In the midst of an economic and fiscal crisis on the island, authorities in Puerto Rico are closing 184 public schools in an effort to save millions of dollars in the midst of a governmental bankruptcy. Thousands of Puerto Ricans are seeking to leave, going to the mainland in increasing amounts over the last decade.
About 27, 000 students will be shifted to other schools at the end of May, said Education Department spokeswoman Yolanda Rosaly. Education Secretary Julia Keleher is expected to provide further details. This constitutes the biggest mass closure of schools in the history of the U.S.-controlled territory or the United States. It is on top of the 150 schools Puerto Rico closed over the span of five years from 2010 to 2015.

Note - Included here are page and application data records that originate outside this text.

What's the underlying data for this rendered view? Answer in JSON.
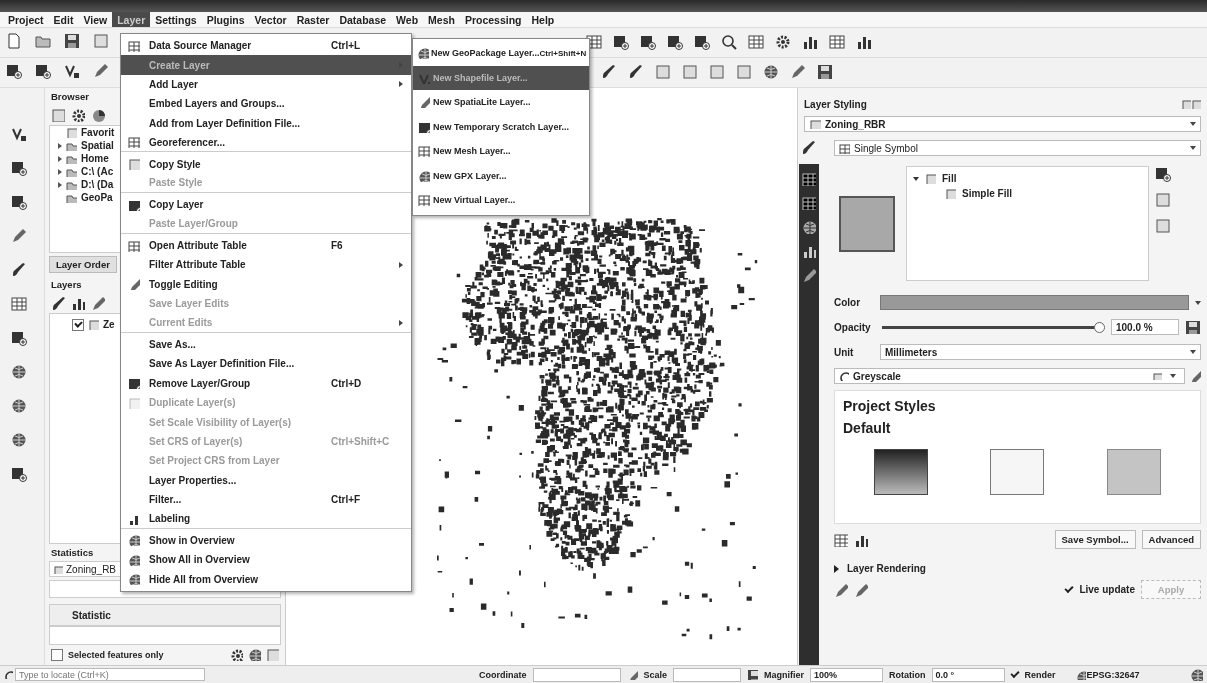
{
  "menubar": [
    {
      "label": "Project",
      "selected": false
    },
    {
      "label": "Edit",
      "selected": false
    },
    {
      "label": "View",
      "selected": false
    },
    {
      "label": "Layer",
      "selected": true
    },
    {
      "label": "Settings",
      "selected": false
    },
    {
      "label": "Plugins",
      "selected": false
    },
    {
      "label": "Vector",
      "selected": false
    },
    {
      "label": "Raster",
      "selected": false
    },
    {
      "label": "Database",
      "selected": false
    },
    {
      "label": "Web",
      "selected": false
    },
    {
      "label": "Mesh",
      "selected": false
    },
    {
      "label": "Processing",
      "selected": false
    },
    {
      "label": "Help",
      "selected": false
    }
  ],
  "layer_menu": [
    {
      "label": "Data Source Manager",
      "shortcut": "Ctrl+L",
      "disabled": false,
      "submenu": false,
      "selected": false,
      "separator_after": false
    },
    {
      "label": "Create Layer",
      "disabled": false,
      "submenu": true,
      "selected": true,
      "separator_after": false
    },
    {
      "label": "Add Layer",
      "disabled": false,
      "submenu": true,
      "selected": false,
      "separator_after": false
    },
    {
      "label": "Embed Layers and Groups...",
      "disabled": false,
      "submenu": false,
      "selected": false,
      "separator_after": false
    },
    {
      "label": "Add from Layer Definition File...",
      "disabled": false,
      "submenu": false,
      "selected": false,
      "separator_after": false
    },
    {
      "label": "Georeferencer...",
      "disabled": false,
      "submenu": false,
      "selected": false,
      "separator_after": true
    },
    {
      "label": "Copy Style",
      "disabled": false,
      "submenu": false,
      "selected": false,
      "separator_after": false
    },
    {
      "label": "Paste Style",
      "disabled": true,
      "submenu": false,
      "selected": false,
      "separator_after": true
    },
    {
      "label": "Copy Layer",
      "disabled": false,
      "submenu": false,
      "selected": false,
      "separator_after": false
    },
    {
      "label": "Paste Layer/Group",
      "disabled": true,
      "submenu": false,
      "selected": false,
      "separator_after": true
    },
    {
      "label": "Open Attribute Table",
      "shortcut": "F6",
      "disabled": false,
      "submenu": false,
      "selected": false,
      "separator_after": false
    },
    {
      "label": "Filter Attribute Table",
      "disabled": false,
      "submenu": true,
      "selected": false,
      "separator_after": false
    },
    {
      "label": "Toggle Editing",
      "disabled": false,
      "submenu": false,
      "selected": false,
      "separator_after": false
    },
    {
      "label": "Save Layer Edits",
      "disabled": true,
      "submenu": false,
      "selected": false,
      "separator_after": false
    },
    {
      "label": "Current Edits",
      "disabled": true,
      "submenu": true,
      "selected": false,
      "separator_after": true
    },
    {
      "label": "Save As...",
      "disabled": false,
      "submenu": false,
      "selected": false,
      "separator_after": false
    },
    {
      "label": "Save As Layer Definition File...",
      "disabled": false,
      "submenu": false,
      "selected": false,
      "separator_after": false
    },
    {
      "label": "Remove Layer/Group",
      "shortcut": "Ctrl+D",
      "disabled": false,
      "submenu": false,
      "selected": false,
      "separator_after": false
    },
    {
      "label": "Duplicate Layer(s)",
      "disabled": true,
      "submenu": false,
      "selected": false,
      "separator_after": false
    },
    {
      "label": "Set Scale Visibility of Layer(s)",
      "disabled": true,
      "submenu": false,
      "selected": false,
      "separator_after": false
    },
    {
      "label": "Set CRS of Layer(s)",
      "shortcut": "Ctrl+Shift+C",
      "disabled": true,
      "submenu": false,
      "selected": false,
      "separator_after": false
    },
    {
      "label": "Set Project CRS from Layer",
      "disabled": true,
      "submenu": false,
      "selected": false,
      "separator_after": false
    },
    {
      "label": "Layer Properties...",
      "disabled": false,
      "submenu": false,
      "selected": false,
      "separator_after": false
    },
    {
      "label": "Filter...",
      "shortcut": "Ctrl+F",
      "disabled": false,
      "submenu": false,
      "selected": false,
      "separator_after": false
    },
    {
      "label": "Labeling",
      "disabled": false,
      "submenu": false,
      "selected": false,
      "separator_after": true
    },
    {
      "label": "Show in Overview",
      "disabled": false,
      "submenu": false,
      "selected": false,
      "separator_after": false
    },
    {
      "label": "Show All in Overview",
      "disabled": false,
      "submenu": false,
      "selected": false,
      "separator_after": false
    },
    {
      "label": "Hide All from Overview",
      "disabled": false,
      "submenu": false,
      "selected": false,
      "separator_after": false
    }
  ],
  "create_layer_submenu": [
    {
      "label": "New GeoPackage Layer...",
      "shortcut": "Ctrl+Shift+N",
      "selected": false
    },
    {
      "label": "New Shapefile Layer...",
      "selected": true
    },
    {
      "label": "New SpatiaLite Layer...",
      "selected": false
    },
    {
      "label": "New Temporary Scratch Layer...",
      "selected": false
    },
    {
      "label": "New Mesh Layer...",
      "selected": false
    },
    {
      "label": "New GPX Layer...",
      "selected": false
    },
    {
      "label": "New Virtual Layer...",
      "selected": false
    }
  ],
  "browser": {
    "title": "Browser",
    "items": [
      {
        "label": "Favorit",
        "expandable": false
      },
      {
        "label": "Spatial",
        "expandable": true
      },
      {
        "label": "Home",
        "expandable": true
      },
      {
        "label": "C:\\ (Ac",
        "expandable": true
      },
      {
        "label": "D:\\ (Da",
        "expandable": true
      },
      {
        "label": "GeoPa",
        "expandable": false
      }
    ]
  },
  "dock_tab": "Layer Order",
  "layers": {
    "title": "Layers",
    "items": [
      {
        "label": "Ze",
        "checked": true
      }
    ]
  },
  "statistics": {
    "title": "Statistics",
    "layer": "Zoning_RB",
    "column_header": "Statistic",
    "selected_only": {
      "label": "Selected features only",
      "checked": false
    }
  },
  "layer_styling": {
    "title": "Layer Styling",
    "layer": "Zoning_RBR",
    "renderer": "Single Symbol",
    "symbol_tree": [
      {
        "label": "Fill",
        "expanded": true,
        "children": [
          {
            "label": "Simple Fill"
          }
        ]
      }
    ],
    "color_label": "Color",
    "opacity_label": "Opacity",
    "opacity": {
      "level": 1.0,
      "value": "100.0 %"
    },
    "unit_label": "Unit",
    "unit": "Millimeters",
    "search": "Greyscale",
    "headings": [
      "Project Styles",
      "Default"
    ],
    "buttons": [
      "Save Symbol...",
      "Advanced"
    ],
    "layer_rendering": {
      "label": "Layer Rendering",
      "expanded": false
    },
    "live_update": {
      "label": "Live update",
      "checked": true
    },
    "apply": {
      "label": "Apply",
      "disabled": true
    }
  },
  "status_bar": {
    "locator_placeholder": "Type to locate (Ctrl+K)",
    "coordinate_label": "Coordinate",
    "scale_label": "Scale",
    "magnifier_label": "Magnifier",
    "magnifier": "100%",
    "rotation_label": "Rotation",
    "rotation": "0.0 °",
    "render": {
      "label": "Render",
      "checked": true
    },
    "crs": "EPSG:32647"
  }
}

Transportation logistics and special education needs were not factored in, claim opponents of the closures. About 30 percent of Puerto Rico students receive specialized education, which is twice the average in the U.S. mainland.

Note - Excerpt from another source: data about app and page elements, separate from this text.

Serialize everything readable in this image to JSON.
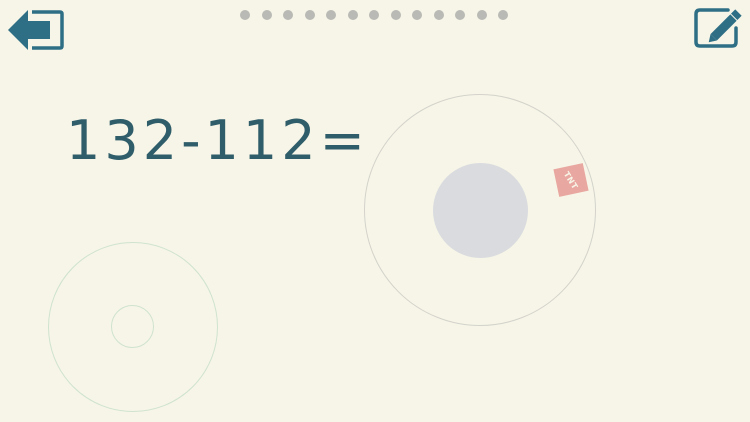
{
  "toolbar": {
    "exit_icon": "exit-arrow-icon",
    "edit_icon": "pencil-edit-icon",
    "accent_color": "#2f6f86"
  },
  "progress": {
    "total_steps": 13
  },
  "question": {
    "equation": "132-112="
  },
  "game": {
    "tnt_label": "TNT",
    "core_color": "#d9dbdf",
    "tnt_color": "#e8a7a0"
  },
  "background_color": "#f7f5e7"
}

Puerto Rico now has 1,292 public schools, serving 365,000 students. Enrollment has dropped on the island by 42 percent over the past three decades. Within the next few years, an additional 22 percent drop is expected, according to the Boston Consulting Group which submitted a report last year in an effort to restructure Puerto Rico's education system. Schools have lost students because of the flight of families to the U.S. mainland where parents can find work and thousands of teachers are in demand for their bilingual abilities. The drop in enrollment caused departures from the island is coupled with Puerto Rico’s low birthrate.